Whether and when communications platforms like Google, Twitter and Facebook are liable for their users’ online activities is one of the key factors that affects innovation and free speech. Most creative expression today takes place over communications networks owned by private companies. Governments around the world increasingly press intermediaries to block their users’ undesirable online content in order to suppress dissent, hate speech, privacy violations and the like. One form of pressure is to make communications intermediaries legally responsible for what their users do and say. Liability regimes that put platform companies at legal risk for users’ online activity are a form of censorship-by-proxy, and thereby imperil both free expression and innovation, even as governments seek to resolve very real policy problems.
In the United States, the core doctrines of section 230 of the Communications Decency Act and section 512 of the Digital Millennium Copyright Act have allowed these online intermediary platforms user generated content to flourish. But, immunities and safe harbors for intermediaries are under threat in the U.S. and globally as governments seek to deputize intermediaries to assist in law enforcement.
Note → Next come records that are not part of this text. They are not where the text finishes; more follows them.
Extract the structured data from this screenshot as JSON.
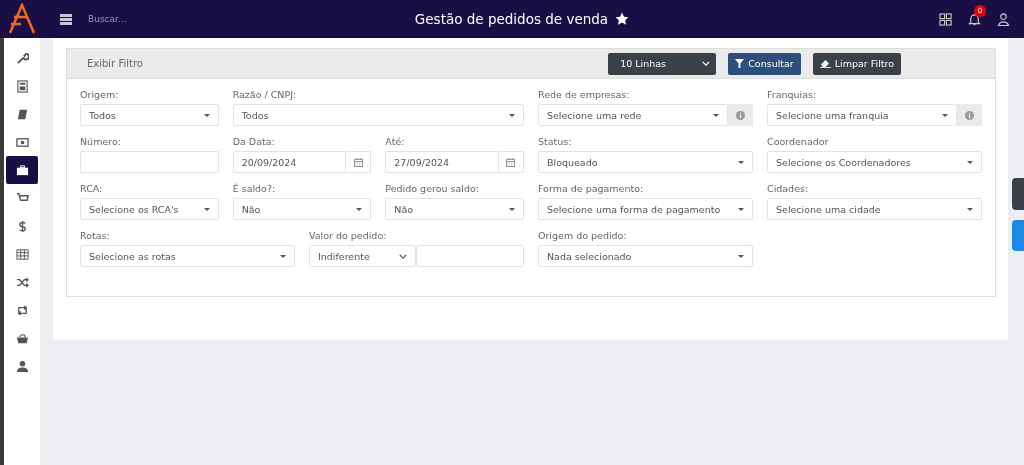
{
  "header": {
    "search": {
      "placeholder": "Buscar..."
    },
    "title": "Gestão de pedidos de venda",
    "favorite": true,
    "notifications": "0"
  },
  "sidebar": {
    "items": [
      {
        "selected": false
      },
      {
        "selected": false
      },
      {
        "selected": false
      },
      {
        "selected": false
      },
      {
        "selected": true
      },
      {
        "selected": false
      },
      {
        "selected": false
      },
      {
        "selected": false
      },
      {
        "selected": false
      },
      {
        "selected": false
      },
      {
        "selected": false
      },
      {
        "selected": false
      }
    ]
  },
  "filter": {
    "title": "Exibir Filtro",
    "page_size": "10 Linhas",
    "buttons": [
      "Consultar",
      "Limpar Filtro"
    ],
    "fields": [
      {
        "label": "Origem:",
        "kind": "select",
        "value": "Todos"
      },
      {
        "label": "Razão / CNPJ:",
        "kind": "select",
        "value": "Todos"
      },
      {
        "label": "Rede de empresas:",
        "kind": "select_info",
        "value": "Selecione uma rede"
      },
      {
        "label": "Franquias:",
        "kind": "select_info",
        "value": "Selecione uma franquia"
      },
      {
        "label": "Número:",
        "kind": "text"
      },
      {
        "label": "Da Data:",
        "kind": "date",
        "value": "20/09/2024"
      },
      {
        "label": "Até:",
        "kind": "date",
        "value": "27/09/2024"
      },
      {
        "label": "Status:",
        "kind": "select",
        "value": "Bloqueado"
      },
      {
        "label": "Coordenador",
        "kind": "select",
        "value": "Selecione os Coordenadores"
      },
      {
        "label": "RCA:",
        "kind": "select",
        "value": "Selecione os RCA's"
      },
      {
        "label": "É saldo?:",
        "kind": "select",
        "value": "Não"
      },
      {
        "label": "Pedido gerou saldo:",
        "kind": "select",
        "value": "Não"
      },
      {
        "label": "Forma de pagamento:",
        "kind": "select",
        "value": "Selecione uma forma de pagamento"
      },
      {
        "label": "Cidades:",
        "kind": "select",
        "value": "Selecione uma cidade"
      },
      {
        "label": "Rotas:",
        "kind": "select",
        "value": "Selecione as rotas"
      },
      {
        "label": "Valor do pedido:",
        "kind": "combo",
        "value": "Indiferente"
      },
      {
        "label": "Origem do pedido:",
        "kind": "select",
        "value": "Nada selecionado"
      }
    ]
  }
}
To contribute to this important policy debate, CIS studies international approaches to intermediary obligations concerning users’ copyright infringement, defamation, hate speech or other vicarious liabilities, immunities, or safe harbors; publishes a repository of information on international liability regimes and works with global platforms and free expression groups to advocate for policies that will protect innovation, freedom of expression, privacy and other user rights.
In a recent decision, the Federal Court of Justice (Bundesgerichtshof), the highest court in the system of ordinary jurisdiction in Germany, established a case of intermediary liability for anonymous reviews published in review portals, which are under the obligation to verify the accuracy of the review upon request. This case departs from previous case law, which has usually seen review portals prevailing in court.
The Spanish Supreme Court (TS) has recently ruled on the legality of using someone else’s trademark as a keyword to trigger sponsored ads in Google Adwords. The case is Maherlo v Charlet (pdf, in Spanish). Read more about Trademarks as Keywords: Spanish Supreme Court finds no infringement